Only in acknowledging where we're failing and missing the mark do we begin to reconnect, and that requires deciding to do journalism differently.

We are disconnected in how we talk about race and privilege.

Since 2016, we have talked about the Trump voter in every term except for the one that mattered: white. 

When we fail to name whiteness in our reporting we are at best complicit in the active practice of white supremacy, and at worst, we are upholding the spread of values that lead to events like those that took place last week.

When we fail to call these forces out for what they are we create news that can never be fully accessible to non-white people. That harm requires work to undo. Building trust with non-white communities means bringing nearly half of the American population back into the conversation. 

What future does the media have if the "intended" audience continues to be mostly white while our communities are not?

We are disconnected from the power that we cover. 

Journalism does not just keep a record of what is happening, it covers power, and upholds that power by speaking it into being. Let me say that again: We uphold power to the benefit of the same powerful figures we claim to hold accountable.

Newsrooms need to start covering the people's power, and not focus solely on institutional and systemic power or the existing power of the privileged. 

When we are speaking about who is at the top, what we're really talking about is who has the power.

Journalists need to cover people-power like it is the power that drives our democracy—because it is. 

What if we covered how people are coming together and organizing to make change in their communities with the same energy of how lawmakers are handing down policies? What if we replaced stories of party infighting with community joy and organizing victories?

Publishing reporting that lets folks know how their neighbors are civically engaged, fighting back, and holding power to account motivates them to do the same. It lets them know that if and when they take action themselves they will not be alone. 

When we see examples of how people everywhere are working with their neighbors we become more invested in our own communities—and we have a model to do so.

We are disconnected in our revenue models. 

Running a journalism organization is hard—and costly. It's the hardest thing I've ever done. The business of news—whether it's funded through advertising, sponsorship, special sections, or grants—makes us dependent on revenue streams that bring in more money than our consumer revenue streams do. But when we are more focused on selling our product or amplifying our reach to other businesses and corporations than we are on producing storytelling that individuals value and want to pay for, it shows. 

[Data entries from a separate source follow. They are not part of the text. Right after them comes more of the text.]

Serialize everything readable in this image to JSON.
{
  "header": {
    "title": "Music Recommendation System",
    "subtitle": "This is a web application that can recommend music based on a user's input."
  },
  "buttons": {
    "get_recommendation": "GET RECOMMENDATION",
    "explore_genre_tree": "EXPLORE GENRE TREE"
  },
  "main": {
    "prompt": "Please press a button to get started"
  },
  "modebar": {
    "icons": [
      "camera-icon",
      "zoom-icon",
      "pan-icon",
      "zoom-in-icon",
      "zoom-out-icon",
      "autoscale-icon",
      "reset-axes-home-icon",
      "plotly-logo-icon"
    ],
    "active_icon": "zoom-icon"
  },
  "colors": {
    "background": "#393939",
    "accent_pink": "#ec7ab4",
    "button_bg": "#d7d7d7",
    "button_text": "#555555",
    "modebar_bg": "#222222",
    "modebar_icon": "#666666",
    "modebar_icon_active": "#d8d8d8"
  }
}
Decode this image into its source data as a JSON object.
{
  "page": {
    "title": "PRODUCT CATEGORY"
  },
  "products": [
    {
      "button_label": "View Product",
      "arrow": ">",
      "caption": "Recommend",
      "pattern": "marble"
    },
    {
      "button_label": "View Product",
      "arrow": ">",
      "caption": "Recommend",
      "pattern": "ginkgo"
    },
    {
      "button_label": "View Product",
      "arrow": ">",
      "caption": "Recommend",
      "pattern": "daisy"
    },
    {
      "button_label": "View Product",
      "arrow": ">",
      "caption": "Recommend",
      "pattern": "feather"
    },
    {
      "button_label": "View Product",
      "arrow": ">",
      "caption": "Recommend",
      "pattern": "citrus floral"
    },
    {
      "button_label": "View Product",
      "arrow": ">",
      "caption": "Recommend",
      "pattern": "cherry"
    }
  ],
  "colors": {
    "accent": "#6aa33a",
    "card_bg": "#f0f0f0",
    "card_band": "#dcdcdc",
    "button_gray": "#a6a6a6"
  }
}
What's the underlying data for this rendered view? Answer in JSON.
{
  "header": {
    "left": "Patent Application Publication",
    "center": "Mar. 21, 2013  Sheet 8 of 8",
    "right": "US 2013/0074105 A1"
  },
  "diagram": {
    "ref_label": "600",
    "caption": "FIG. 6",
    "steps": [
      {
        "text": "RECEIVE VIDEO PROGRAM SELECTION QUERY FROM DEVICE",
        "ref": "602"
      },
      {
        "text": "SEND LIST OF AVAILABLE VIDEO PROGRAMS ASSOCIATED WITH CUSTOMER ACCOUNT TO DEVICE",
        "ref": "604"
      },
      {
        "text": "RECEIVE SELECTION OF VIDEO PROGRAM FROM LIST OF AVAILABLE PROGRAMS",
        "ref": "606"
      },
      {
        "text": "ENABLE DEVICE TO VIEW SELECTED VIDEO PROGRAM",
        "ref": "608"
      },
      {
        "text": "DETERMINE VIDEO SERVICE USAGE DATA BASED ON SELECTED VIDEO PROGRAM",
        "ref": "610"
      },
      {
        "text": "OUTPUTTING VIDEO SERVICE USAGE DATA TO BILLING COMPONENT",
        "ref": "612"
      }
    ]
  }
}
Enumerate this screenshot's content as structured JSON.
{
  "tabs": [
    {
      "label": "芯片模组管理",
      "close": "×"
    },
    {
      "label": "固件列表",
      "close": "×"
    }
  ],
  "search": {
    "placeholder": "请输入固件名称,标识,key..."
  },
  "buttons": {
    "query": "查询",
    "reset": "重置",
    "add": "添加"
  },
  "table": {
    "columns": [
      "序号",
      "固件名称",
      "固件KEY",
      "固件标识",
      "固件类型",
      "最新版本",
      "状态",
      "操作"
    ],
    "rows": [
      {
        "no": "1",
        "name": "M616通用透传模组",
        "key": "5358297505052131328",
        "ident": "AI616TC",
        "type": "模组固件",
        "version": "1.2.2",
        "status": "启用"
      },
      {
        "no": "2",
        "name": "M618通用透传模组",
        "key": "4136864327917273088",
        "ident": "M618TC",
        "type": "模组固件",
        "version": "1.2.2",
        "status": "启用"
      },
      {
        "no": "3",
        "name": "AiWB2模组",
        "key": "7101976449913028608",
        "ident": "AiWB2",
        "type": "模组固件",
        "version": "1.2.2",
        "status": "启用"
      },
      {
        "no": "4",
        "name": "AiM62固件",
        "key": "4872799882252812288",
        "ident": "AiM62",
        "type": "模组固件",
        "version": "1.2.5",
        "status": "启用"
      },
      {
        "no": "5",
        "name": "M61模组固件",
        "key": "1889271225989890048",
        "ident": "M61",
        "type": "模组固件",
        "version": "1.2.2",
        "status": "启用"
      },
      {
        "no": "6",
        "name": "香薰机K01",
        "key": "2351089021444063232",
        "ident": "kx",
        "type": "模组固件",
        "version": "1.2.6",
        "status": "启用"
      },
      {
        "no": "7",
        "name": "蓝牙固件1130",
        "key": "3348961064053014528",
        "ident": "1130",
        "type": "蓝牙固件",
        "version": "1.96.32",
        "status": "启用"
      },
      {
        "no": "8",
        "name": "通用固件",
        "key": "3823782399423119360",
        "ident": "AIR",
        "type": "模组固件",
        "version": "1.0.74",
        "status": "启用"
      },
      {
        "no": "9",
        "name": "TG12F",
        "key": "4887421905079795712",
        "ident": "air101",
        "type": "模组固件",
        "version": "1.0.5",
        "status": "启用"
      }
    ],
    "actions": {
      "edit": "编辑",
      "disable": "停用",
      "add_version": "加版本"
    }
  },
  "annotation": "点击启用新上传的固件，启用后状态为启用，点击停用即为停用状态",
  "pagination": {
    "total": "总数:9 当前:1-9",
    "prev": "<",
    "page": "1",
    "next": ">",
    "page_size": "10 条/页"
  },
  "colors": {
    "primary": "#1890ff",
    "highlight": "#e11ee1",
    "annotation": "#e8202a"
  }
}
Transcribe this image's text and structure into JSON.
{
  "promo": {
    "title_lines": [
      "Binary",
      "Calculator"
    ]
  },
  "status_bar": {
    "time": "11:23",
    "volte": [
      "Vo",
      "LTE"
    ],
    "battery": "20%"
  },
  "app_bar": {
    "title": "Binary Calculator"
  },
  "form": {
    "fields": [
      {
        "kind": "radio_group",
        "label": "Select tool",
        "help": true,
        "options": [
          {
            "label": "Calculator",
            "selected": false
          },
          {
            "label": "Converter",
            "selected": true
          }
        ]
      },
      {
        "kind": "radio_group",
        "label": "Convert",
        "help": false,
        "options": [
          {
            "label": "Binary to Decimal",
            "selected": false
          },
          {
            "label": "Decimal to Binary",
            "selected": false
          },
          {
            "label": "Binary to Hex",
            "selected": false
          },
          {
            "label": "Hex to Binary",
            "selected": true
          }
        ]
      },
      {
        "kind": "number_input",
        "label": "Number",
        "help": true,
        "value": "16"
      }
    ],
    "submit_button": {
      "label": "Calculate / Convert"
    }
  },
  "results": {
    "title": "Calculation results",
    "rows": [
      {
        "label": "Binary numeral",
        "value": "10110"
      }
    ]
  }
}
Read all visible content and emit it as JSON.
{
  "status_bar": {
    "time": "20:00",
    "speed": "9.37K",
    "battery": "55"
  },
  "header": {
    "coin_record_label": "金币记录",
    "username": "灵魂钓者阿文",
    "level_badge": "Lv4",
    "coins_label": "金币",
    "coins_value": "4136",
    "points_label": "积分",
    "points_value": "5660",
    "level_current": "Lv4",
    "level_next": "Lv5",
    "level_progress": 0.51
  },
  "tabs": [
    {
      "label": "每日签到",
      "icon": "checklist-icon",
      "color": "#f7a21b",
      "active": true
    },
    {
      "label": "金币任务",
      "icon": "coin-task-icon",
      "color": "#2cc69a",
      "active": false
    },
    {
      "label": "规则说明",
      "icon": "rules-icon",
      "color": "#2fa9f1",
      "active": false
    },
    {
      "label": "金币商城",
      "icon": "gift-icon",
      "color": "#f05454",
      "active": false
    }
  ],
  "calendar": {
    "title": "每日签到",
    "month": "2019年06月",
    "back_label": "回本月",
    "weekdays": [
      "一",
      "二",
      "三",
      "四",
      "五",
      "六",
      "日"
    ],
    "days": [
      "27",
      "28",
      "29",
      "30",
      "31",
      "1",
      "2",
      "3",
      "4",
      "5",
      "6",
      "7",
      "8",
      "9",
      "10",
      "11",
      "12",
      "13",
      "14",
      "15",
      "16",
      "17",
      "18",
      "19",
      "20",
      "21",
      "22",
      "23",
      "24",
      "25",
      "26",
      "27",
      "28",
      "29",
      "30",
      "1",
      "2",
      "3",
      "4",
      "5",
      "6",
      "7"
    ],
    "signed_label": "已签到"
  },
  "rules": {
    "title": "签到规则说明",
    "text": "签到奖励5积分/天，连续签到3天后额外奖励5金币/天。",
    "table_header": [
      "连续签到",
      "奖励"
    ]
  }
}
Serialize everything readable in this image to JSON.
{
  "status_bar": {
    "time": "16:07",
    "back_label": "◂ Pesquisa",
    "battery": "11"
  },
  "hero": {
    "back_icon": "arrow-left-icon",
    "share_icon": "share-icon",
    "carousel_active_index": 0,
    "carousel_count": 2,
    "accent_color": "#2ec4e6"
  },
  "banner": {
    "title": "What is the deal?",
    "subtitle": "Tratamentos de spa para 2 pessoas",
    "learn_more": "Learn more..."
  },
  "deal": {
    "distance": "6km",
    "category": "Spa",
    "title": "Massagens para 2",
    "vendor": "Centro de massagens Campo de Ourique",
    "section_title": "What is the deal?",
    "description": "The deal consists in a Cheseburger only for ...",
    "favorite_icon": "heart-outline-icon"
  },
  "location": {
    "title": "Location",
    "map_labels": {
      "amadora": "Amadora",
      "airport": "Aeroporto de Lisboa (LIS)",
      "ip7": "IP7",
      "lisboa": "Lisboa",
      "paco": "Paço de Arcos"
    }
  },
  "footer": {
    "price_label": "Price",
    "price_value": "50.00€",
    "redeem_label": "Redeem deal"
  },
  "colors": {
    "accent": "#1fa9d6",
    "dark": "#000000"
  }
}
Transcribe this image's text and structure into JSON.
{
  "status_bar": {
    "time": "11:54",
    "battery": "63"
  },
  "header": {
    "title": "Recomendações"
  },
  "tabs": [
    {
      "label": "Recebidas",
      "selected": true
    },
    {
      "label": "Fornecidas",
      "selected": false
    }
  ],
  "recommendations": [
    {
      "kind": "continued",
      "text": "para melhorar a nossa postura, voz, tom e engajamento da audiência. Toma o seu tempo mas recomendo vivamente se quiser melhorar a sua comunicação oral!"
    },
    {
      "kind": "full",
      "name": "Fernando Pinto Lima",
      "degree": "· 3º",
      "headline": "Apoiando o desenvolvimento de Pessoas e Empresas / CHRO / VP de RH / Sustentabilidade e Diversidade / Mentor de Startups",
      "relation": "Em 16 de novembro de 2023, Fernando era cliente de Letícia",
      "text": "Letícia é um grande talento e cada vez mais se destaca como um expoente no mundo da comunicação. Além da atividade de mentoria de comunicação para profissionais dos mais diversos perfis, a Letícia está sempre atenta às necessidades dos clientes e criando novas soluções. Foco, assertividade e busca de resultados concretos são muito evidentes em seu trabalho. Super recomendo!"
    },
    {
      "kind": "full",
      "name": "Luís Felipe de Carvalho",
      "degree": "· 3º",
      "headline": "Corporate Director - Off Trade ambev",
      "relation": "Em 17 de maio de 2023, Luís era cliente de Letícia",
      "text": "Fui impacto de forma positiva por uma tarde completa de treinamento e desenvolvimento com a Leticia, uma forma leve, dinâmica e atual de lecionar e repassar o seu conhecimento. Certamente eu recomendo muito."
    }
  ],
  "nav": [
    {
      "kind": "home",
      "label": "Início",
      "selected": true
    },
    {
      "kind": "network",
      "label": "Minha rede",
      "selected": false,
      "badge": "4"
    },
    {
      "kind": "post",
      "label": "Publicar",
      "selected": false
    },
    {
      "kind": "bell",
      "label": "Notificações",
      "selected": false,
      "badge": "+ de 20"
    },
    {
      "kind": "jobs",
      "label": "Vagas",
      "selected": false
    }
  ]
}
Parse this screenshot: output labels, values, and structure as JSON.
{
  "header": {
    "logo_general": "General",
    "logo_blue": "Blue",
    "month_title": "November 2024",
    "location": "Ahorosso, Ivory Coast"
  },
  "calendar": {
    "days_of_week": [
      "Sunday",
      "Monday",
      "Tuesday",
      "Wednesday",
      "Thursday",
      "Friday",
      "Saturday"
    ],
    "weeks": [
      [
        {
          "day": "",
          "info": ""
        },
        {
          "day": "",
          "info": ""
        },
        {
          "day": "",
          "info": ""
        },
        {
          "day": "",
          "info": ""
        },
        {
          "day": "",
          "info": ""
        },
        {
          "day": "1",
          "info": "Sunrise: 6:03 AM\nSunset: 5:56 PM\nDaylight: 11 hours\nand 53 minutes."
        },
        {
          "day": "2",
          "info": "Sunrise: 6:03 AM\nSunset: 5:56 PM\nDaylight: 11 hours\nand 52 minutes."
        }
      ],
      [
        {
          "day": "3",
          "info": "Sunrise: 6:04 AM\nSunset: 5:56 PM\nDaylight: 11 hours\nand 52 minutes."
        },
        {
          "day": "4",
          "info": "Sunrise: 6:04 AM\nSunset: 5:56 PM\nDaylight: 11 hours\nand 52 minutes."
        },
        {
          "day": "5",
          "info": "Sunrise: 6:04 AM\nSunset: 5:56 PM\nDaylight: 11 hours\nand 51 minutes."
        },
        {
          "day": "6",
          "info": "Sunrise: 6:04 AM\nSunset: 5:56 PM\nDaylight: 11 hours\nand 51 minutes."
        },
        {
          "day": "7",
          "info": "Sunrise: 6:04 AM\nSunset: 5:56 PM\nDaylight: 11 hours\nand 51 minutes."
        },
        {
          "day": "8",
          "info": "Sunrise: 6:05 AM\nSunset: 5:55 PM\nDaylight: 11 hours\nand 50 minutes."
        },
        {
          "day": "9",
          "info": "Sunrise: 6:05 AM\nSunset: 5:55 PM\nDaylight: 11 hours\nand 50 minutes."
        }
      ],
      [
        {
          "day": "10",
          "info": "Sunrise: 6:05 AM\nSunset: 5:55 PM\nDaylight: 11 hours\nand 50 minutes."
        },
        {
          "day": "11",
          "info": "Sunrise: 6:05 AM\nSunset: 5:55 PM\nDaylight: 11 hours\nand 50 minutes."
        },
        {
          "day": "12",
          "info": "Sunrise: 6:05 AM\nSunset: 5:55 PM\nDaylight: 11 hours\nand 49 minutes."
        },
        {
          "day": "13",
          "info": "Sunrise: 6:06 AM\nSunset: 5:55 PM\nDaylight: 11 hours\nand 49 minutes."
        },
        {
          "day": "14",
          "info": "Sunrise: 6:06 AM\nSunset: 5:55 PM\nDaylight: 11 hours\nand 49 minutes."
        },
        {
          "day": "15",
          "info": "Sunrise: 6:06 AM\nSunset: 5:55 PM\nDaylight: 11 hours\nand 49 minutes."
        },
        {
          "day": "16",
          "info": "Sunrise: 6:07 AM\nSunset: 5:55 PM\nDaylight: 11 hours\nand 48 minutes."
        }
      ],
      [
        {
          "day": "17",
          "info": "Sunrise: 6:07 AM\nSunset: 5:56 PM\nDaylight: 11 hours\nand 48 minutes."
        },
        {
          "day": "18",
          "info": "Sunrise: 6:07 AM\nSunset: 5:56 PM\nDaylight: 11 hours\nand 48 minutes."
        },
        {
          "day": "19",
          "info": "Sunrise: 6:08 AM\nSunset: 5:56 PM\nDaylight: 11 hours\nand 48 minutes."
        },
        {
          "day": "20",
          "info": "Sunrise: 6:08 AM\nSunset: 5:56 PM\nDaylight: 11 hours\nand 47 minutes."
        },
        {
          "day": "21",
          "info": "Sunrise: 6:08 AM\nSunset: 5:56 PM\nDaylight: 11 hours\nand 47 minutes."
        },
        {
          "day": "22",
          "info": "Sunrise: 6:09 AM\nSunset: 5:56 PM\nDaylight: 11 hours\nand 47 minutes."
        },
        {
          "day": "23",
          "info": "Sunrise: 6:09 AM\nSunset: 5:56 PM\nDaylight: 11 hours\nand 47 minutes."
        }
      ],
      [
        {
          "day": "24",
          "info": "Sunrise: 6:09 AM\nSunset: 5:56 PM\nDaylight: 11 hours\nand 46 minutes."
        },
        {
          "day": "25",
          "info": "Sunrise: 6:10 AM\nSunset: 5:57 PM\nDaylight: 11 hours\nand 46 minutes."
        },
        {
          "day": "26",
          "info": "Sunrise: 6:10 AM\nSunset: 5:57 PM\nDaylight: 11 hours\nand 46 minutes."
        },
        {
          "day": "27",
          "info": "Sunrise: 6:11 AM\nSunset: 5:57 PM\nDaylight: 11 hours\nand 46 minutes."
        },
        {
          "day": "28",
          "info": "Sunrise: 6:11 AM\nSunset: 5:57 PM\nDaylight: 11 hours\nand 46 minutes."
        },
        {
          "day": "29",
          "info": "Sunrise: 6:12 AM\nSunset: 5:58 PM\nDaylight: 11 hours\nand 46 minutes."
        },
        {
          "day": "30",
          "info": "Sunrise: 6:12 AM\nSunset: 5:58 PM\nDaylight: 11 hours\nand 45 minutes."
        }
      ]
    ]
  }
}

It's a slower build, but when we prioritize growing consumer-based revenue, it forces us to be more responsive to people—and their power. And publishers, trust me, it also grows our reach. It grows loyalty to our news. It gives a clear sign that the people trust your news. 

Changing how we talk about race and privilege, covering people power, and growing consumer revenue are just some of the ways that we begin to connect with our communities while growing a thriving local news ecosystem. There is no better place to abolish the Fourth Estate and tear down the wall that keeps us separated from the community than right here at the local level.

There are already so many of us that are invested in creating journalism that is responsive to the needs of our communities. Let's keep that energy afloat, and use it to rebuild our practices from the ground up.

Cierra Hinton has an undying love and passion for the complicated South, which she brings to her work at Scalawag. She has found community across the South, including in Tennessee and Mississippi, but calls North Carolina home. She is Scalawag's Executive Director-Publisher.